Pinto executed an absolute deed of sale over a portion of three hectares, of the parcel of land covered by Original
Certificate of Title No. I-1600, in favor of one Jacobo Pinto . . ." (p. 51, Record on Appeal) And, when the aforesaid
motion was denied, defendants-appellants admitted in their answer the allegation of the complaint that,." . . on May 28,
1937, four years after the late Cayetano Pinto had been granted the said homestead patent, he executed an absolute
deed of sale over a portion of 3 hectares of the parcel covered by Original Certificate of Title No. I-1600 in favor of one
Jacobo Pinto." (pp. 3, 93, Record on Appeal). The stipulation of facts, submitted by the parties and approved by the
court, likewise stated that Cayetano Pinto "sold a portion of 3 hectares of land covered by Original Certificate of Title No.
I-1600 in favor of Jacobo Pinto, married to Herminia Tinonas, for the sum of P500.00" (p. 121, Record on Appeal). By
defendants’ own admissions in the lower court, therefore, the character of Exhibit C as a deed of sale executed almost
four years after the issuance of the patent to the homesteader Cayetano Pinto has become a settled matter, which they
cannot now dispute on appeal.
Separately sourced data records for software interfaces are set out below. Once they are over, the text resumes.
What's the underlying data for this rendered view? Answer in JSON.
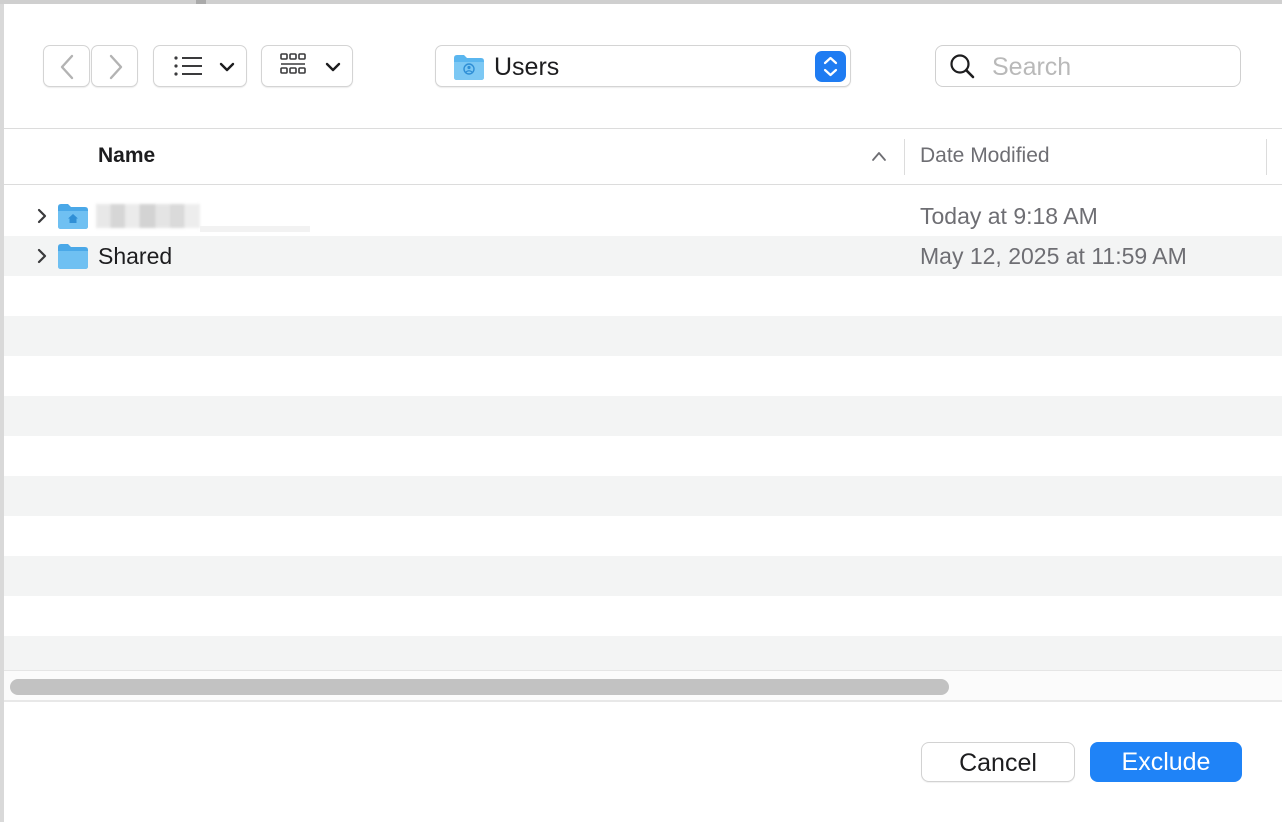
{
  "toolbar": {
    "back_icon": "chevron-left-icon",
    "forward_icon": "chevron-right-icon",
    "list_view_icon": "list-view-icon",
    "group_icon": "grid-icon",
    "path": {
      "label": "Users",
      "icon": "user-folder-icon"
    },
    "search": {
      "placeholder": "Search",
      "value": ""
    }
  },
  "table": {
    "columns": {
      "name": "Name",
      "date_modified": "Date Modified"
    },
    "rows": [
      {
        "name": "",
        "date": "Today at 9:18 AM",
        "icon": "home-folder-icon",
        "redacted": true
      },
      {
        "name": "Shared",
        "date": "May 12, 2025 at 11:59 AM",
        "icon": "folder-icon"
      }
    ]
  },
  "buttons": {
    "cancel": "Cancel",
    "exclude": "Exclude"
  },
  "colors": {
    "accent": "#1f83f7",
    "folder": "#5ab6ef",
    "row_alt": "#f3f4f4"
  }
}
We also find as erroneous appellants’ argument that because the deed of sale was null and void, then it may be treated
as not having ever existed, with the result that the grantee Cayetano Pinto cannot be considered to have violated the
Public Land Law. Carried to its logical conclusion, this argument would mean that no violation of law could be punished.
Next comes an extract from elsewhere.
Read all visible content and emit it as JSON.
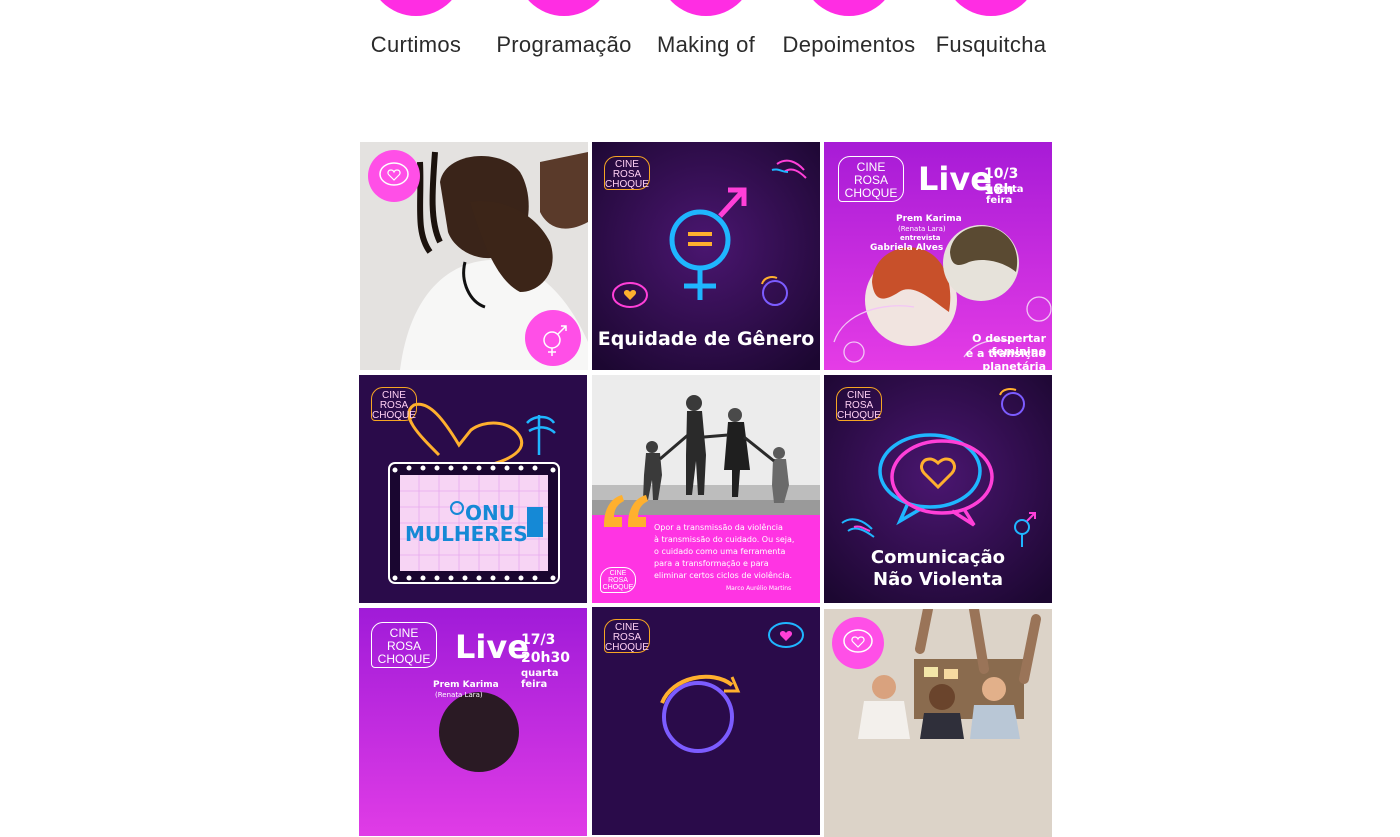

This case is actually no necessity for logical reasoning; by express provision of Section 118 of Commonwealth Act 141,
any transfer or alienation of a homestead grant within five years from the issuance of the patent is forbidden, making
said alienation null and void, 1 and constituting a cause for reversion of the homestead to the State. 2 In other words, it
was the transgression of the law that nullifies and renders the deed of conveyance null and void and without effect; not
vice-versa. Inexistence in law merely signifies that the act cannot be taken into account as source of rights or obligations
for parties as well as strangers; as if it had never existed. Certainly, the law cannot destroy or wipe out physical
existence, and it has never attempted to do so.
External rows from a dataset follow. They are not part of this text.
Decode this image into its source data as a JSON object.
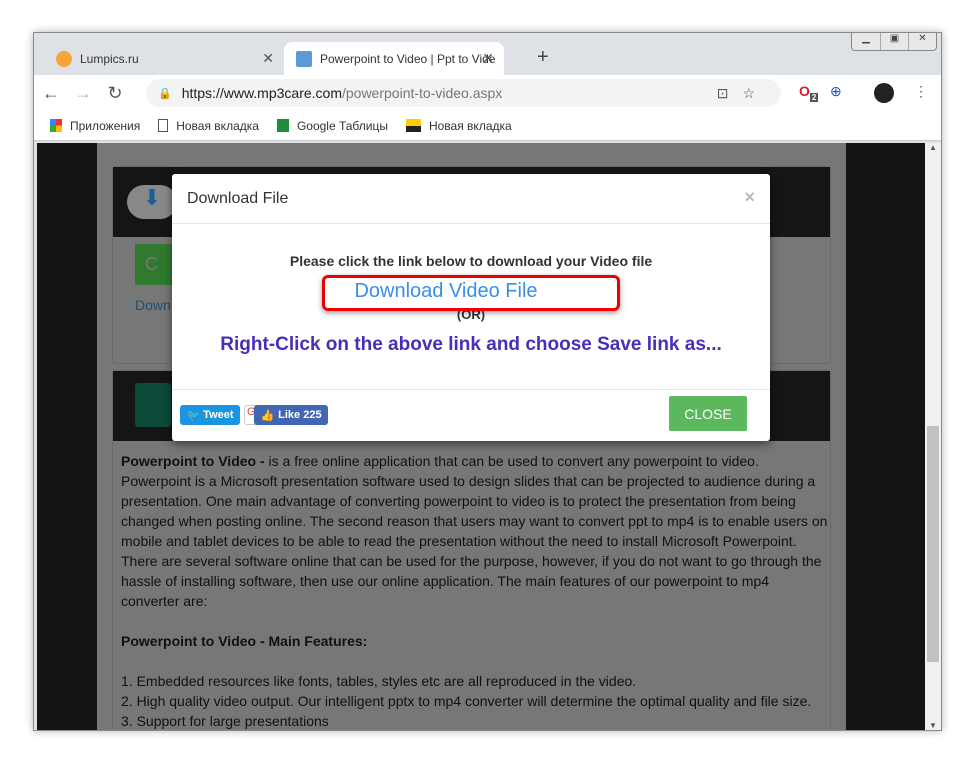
{
  "browser": {
    "tabs": [
      {
        "label": "Lumpics.ru"
      },
      {
        "label": "Powerpoint to Video | Ppt to Vide"
      }
    ],
    "url_host": "https://www.mp3care.com",
    "url_path": "/powerpoint-to-video.aspx",
    "ext_badge": "2",
    "bookmarks": [
      {
        "label": "Приложения",
        "icon": "apps-grid-icon"
      },
      {
        "label": "Новая вкладка",
        "icon": "page-icon"
      },
      {
        "label": "Google Таблицы",
        "icon": "sheets-icon"
      },
      {
        "label": "Новая вкладка",
        "icon": "image-icon"
      }
    ]
  },
  "page": {
    "bg_button_label": "C",
    "bg_link": "Down",
    "intro_bold": "Powerpoint to Video -",
    "intro": " is a free online application that can be used to convert any powerpoint to video. Powerpoint is a Microsoft presentation software used to design slides that can be projected to audience during a presentation. One main advantage of converting powerpoint to video is to protect the presentation from being changed when posting online. The second reason that users may want to convert ppt to mp4 is to enable users on mobile and tablet devices to be able to read the presentation without the need to install Microsoft Powerpoint. There are several software online that can be used for the purpose, however, if you do not want to go through the hassle of installing software, then use our online application. The main features of our powerpoint to mp4 converter are:",
    "features_title": "Powerpoint to Video - Main Features:",
    "features": [
      "1. Embedded resources like fonts, tables, styles etc are all reproduced in the video.",
      "2. High quality video output. Our intelligent pptx to mp4 converter will determine the optimal quality and file size.",
      "3. Support for large presentations"
    ]
  },
  "modal": {
    "title": "Download File",
    "close_x": "×",
    "message": "Please click the link below to download your Video file",
    "link": "Download Video File",
    "or": "(OR)",
    "hint": "Right-Click on the above link and choose Save link as...",
    "tweet": "Tweet",
    "like": "Like 225",
    "close": "CLOSE"
  },
  "colors": {
    "accent_link": "#3a8ee6",
    "highlight": "#e00000",
    "close_button": "#5cb85c",
    "hint": "#4a2db8"
  }
}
It may likewise be stated that while the prohibition against the alienation of the land grant is designed to preserve it
within the family of the homesteader and to promote small land ownership in this country, it is equally true that this
policy of the State cannot be invoked to condone a violation of the Public Land Act and withhold enforcement of the
provision directing the reversion of the property to the grantor in case of such violation. 3 For, the prohibitory provision
against any alienation or encumbrance of the land grant is not only mandatory, 4 but is considered a condition attached
to the approval of every application. 5

Neither is there merit in the proposition that Cayetano Pinto’s heirs should not be made to suffer on account of a violation
of law committed by their said predecessor. In a previous case wherein the same contention was made, this Court
ruled: jgc: chan robles .com.p h

"One other point remains to be explained and that is whether the parties plaintiffs in this case, the widow and children of
the deceased homesteader Jose Lagon, can be considered as bound by the sale made by the husband and whether they
can claim to be third parties as to whom registration should be considered as the operative act of conveyance. As to the
widow, the sale was executed by Jose Lagon in his capacity as administrator of the conjugal partnership. Jose Lagon was
the agent of the conjugal partnership, of which the widow is a partner, and under general principles the act of the
authorized agent is the act of the partners themselves (2 American Jurisprudence, 169, 276). It is not, therefore,
necessary that the widow had actual notice of the sale, and the can not be considered a third person or party in relation
thereto. The sale made by the husband is binding on her. (Cruz v. Buenaventura, 84 Phil. 12, 46 Off. Gaz., 6032).

"As respect the children of Jose Lagon, the other plaintiffs- appellees, they may not be considered third parties because
there is a privity of int